In the Journal of Prolotherapy in 2013. The full research can be downloaded as a PDF file – Treatment of Joint Hypermobility Syndrome, Including Ehlers-Danlos Syndrome, with Hackett-Hemwall Prolotherapy.

Here are our bullet points:

Some of the rationale for using Prolotherapy for patients with Ehlers-Danlos Syndrome and Joint Hypermobility Syndrome include that it has:

Perhaps its greatest asset is the fact that this one treatment modality can handle most of the painful musculoskeletal conditions that occur in individuals with Ehlers-Danlos Syndrome and Joint Hypermobility Syndrome.

If this article has helped you understand your complications of knee replacement and you have more questions, get help and information from our specialists
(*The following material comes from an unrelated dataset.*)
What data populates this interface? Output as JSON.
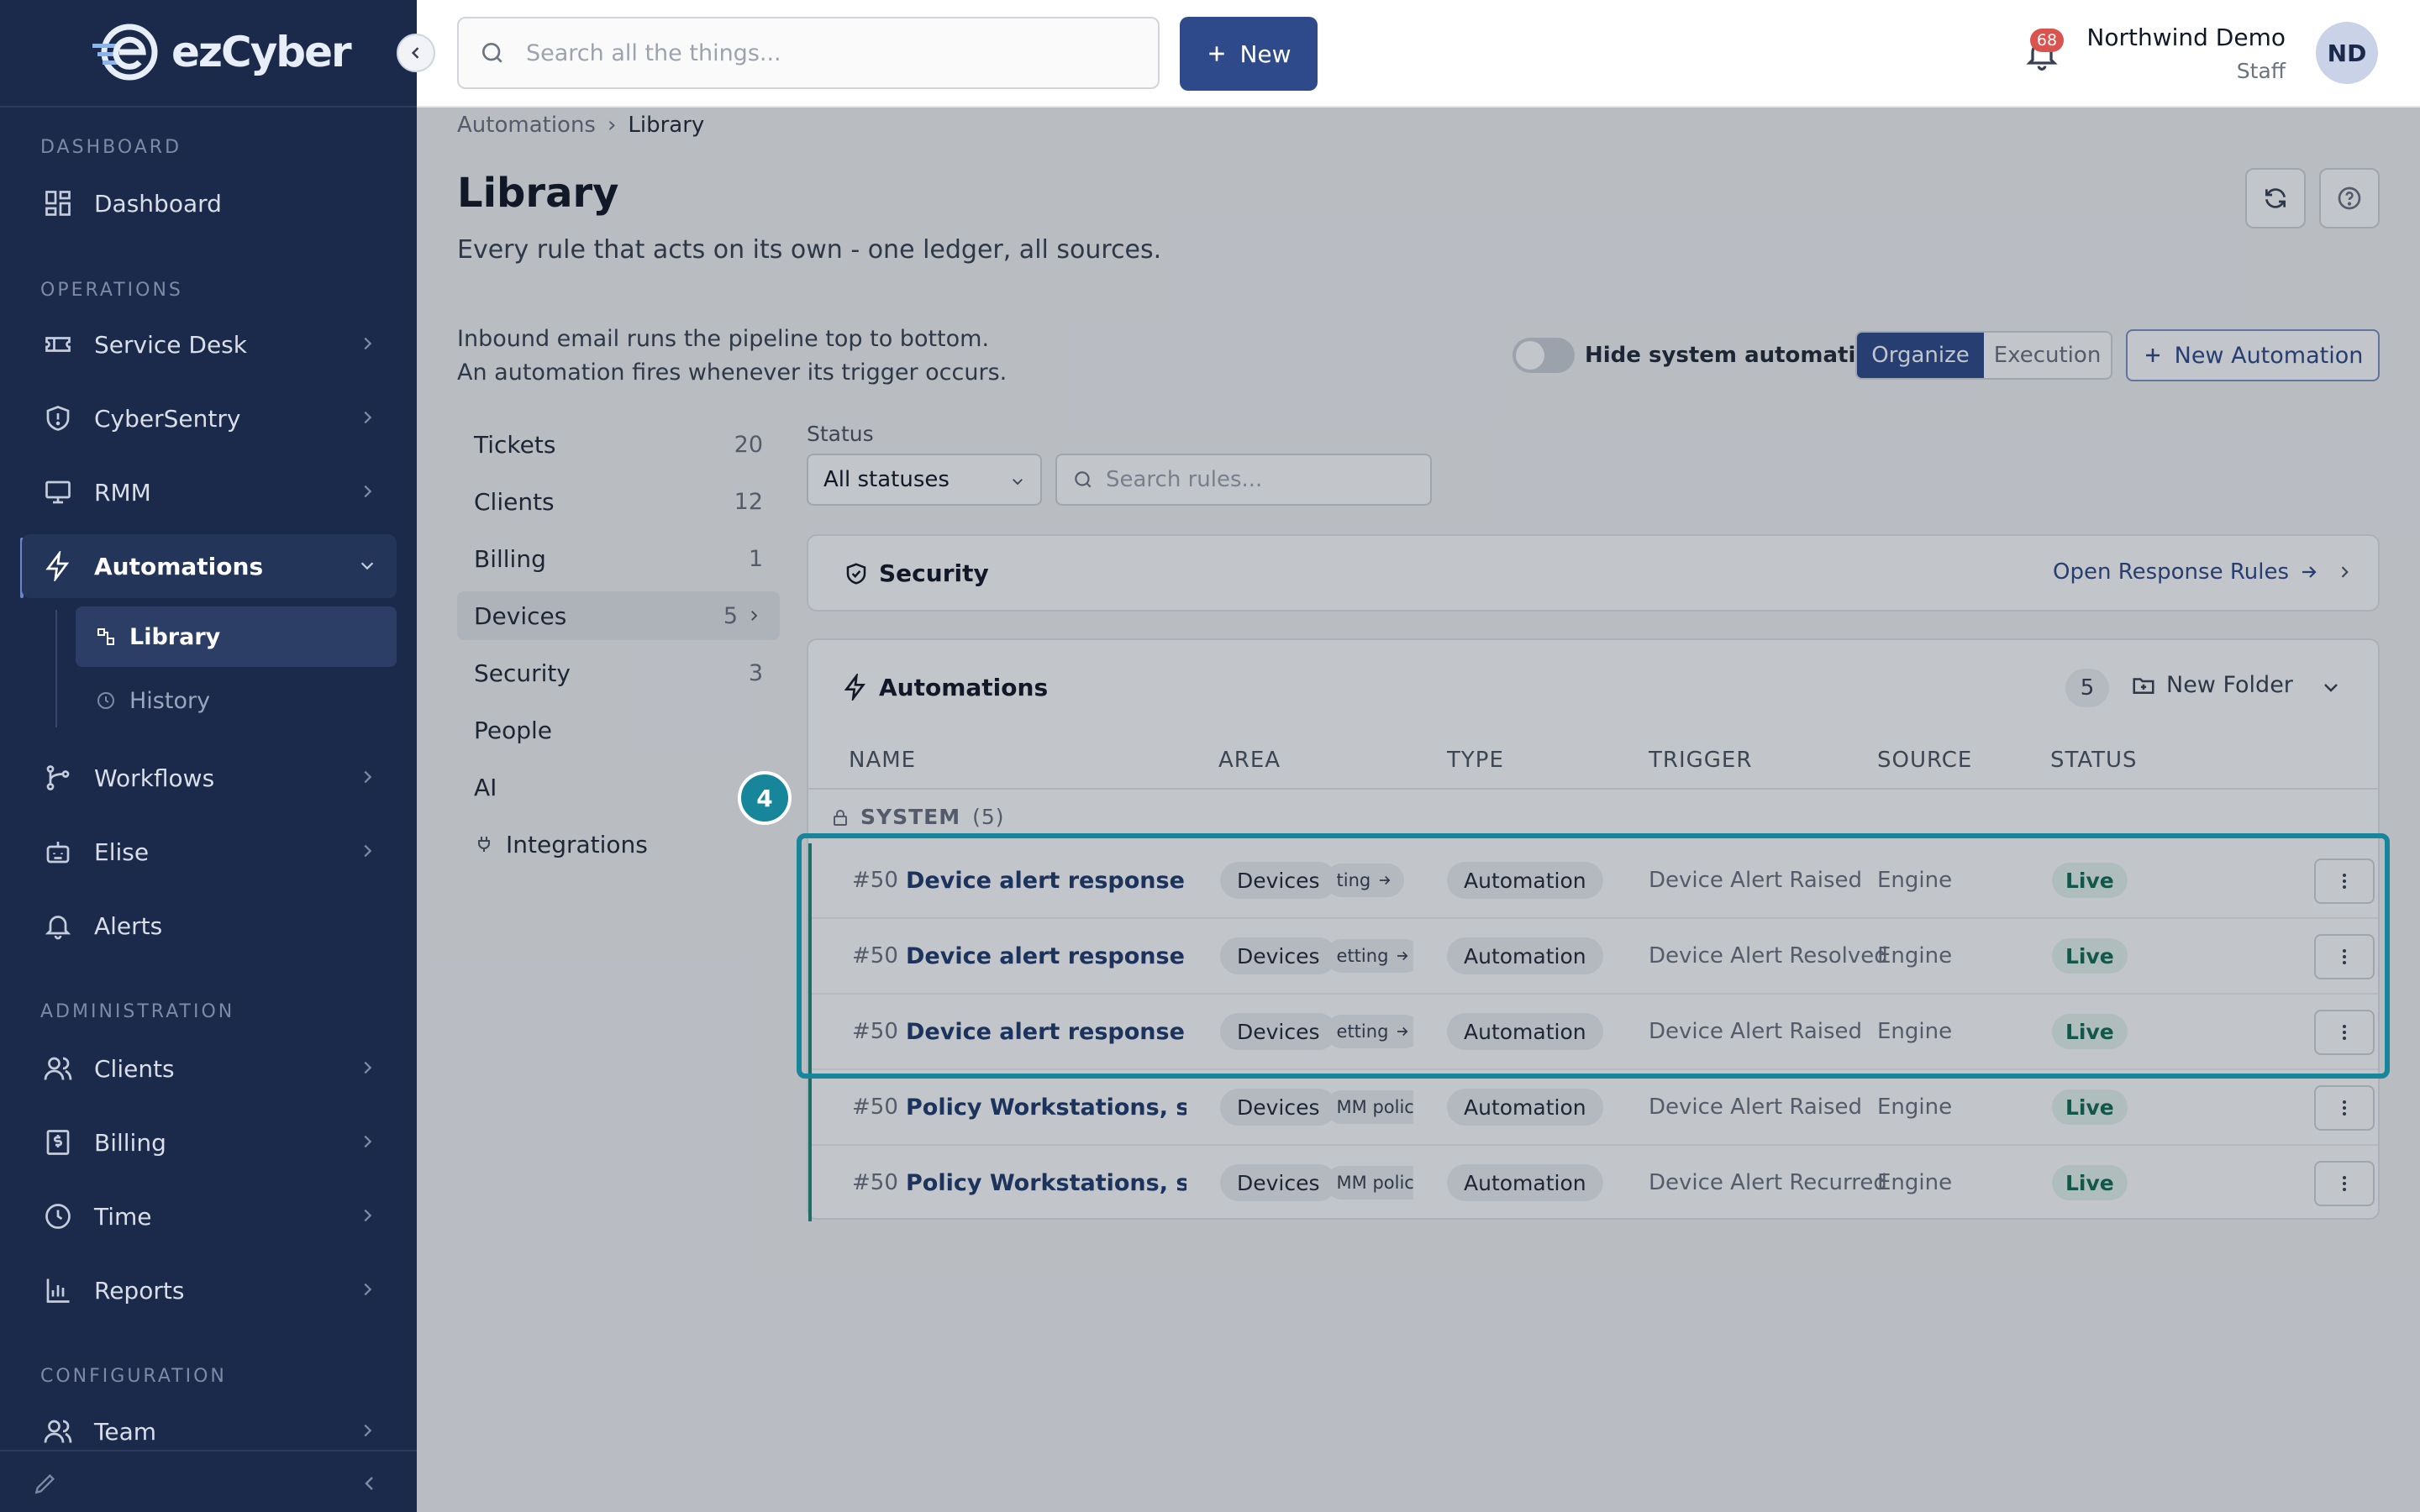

1 Tibbo ME, Wyles CC, Houdek MT, Wilke BK. Outcomes of Primary Total Knee Arthroplasty in Patients With Ehlers-Danlos Syndromes. The Journal of arthroplasty. 2019 Feb 1;34(2):315-8. [Google Scholar]
2 Farid A, Beekhuizen S, van der Lugt J, Rutgers M. Case Report: Knee joint instability after total knee replacement in a patient with Ehlers-Danlos syndrome: the role of insert changes as practical solution. BMJ Case Reports. 2018;2018. [Google Scholar]
3 Arthur K, Caldwell K, Forehand S, Davis K. Pain control methods in use and perceived effectiveness by patients with Ehlers-Danlos syndrome: a descriptive study. Disabil Rehabil. 2016 Jun;38(11):1063-74. [Google Scholar]

2565

 

Make an Appointment |

Subscribe to E-Newsletter |

Print Friendly, PDF & Email
Facebook Reviews Facebook Oak Park Office Review
SEARCH
for your symptoms
Prolotherapy, an alternative to surgery
Were you recommended SURGERY?
Get a 2nd opinion now!
WHY TO AVOID:
★ ★ ★ ★ ★We pride ourselves on 5-Star Patient Service!See why patients travel from all
over the world to visit our center.
Current Patients
Become a New Patient

Caring Medical Florida
9738 Commerce Center Ct.
Fort Myers, FL 33908
(239) 308-4701 Phone
(855) 779-1950 Fax Fort Myers, FL Office
We are an out-of-network provider. Treatments discussed on this site may or may not work for your specific condition.
© 2021 | All Rights Reserved | Disclaimer